**Your task:**
Look through the lines below and extract each one that contains "name".

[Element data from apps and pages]
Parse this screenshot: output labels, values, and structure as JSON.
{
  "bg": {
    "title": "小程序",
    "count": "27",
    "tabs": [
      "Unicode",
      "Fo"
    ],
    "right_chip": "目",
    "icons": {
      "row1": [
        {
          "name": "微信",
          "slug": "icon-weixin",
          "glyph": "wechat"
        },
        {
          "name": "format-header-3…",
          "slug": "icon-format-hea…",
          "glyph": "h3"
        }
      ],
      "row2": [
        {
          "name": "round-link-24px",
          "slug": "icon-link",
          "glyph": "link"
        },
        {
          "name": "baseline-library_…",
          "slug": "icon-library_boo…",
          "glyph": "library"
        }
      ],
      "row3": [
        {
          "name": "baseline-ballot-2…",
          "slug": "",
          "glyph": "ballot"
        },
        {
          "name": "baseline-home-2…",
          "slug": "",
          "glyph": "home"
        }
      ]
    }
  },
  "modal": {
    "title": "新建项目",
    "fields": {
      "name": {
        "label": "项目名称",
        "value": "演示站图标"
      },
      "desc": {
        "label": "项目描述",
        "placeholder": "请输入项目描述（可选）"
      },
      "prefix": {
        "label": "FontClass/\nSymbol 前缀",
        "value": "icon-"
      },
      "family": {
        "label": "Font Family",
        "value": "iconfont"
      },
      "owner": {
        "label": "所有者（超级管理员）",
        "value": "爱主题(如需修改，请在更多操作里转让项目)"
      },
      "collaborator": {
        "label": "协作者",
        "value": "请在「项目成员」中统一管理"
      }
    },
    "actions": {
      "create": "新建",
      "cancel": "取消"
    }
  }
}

**Completed task:**
          "name": "微信",
          "name": "format-header-3…",
          "name": "round-link-24px",
          "name": "baseline-library_…",
          "name": "baseline-ballot-2…",
          "name": "baseline-home-2…",
      "name": {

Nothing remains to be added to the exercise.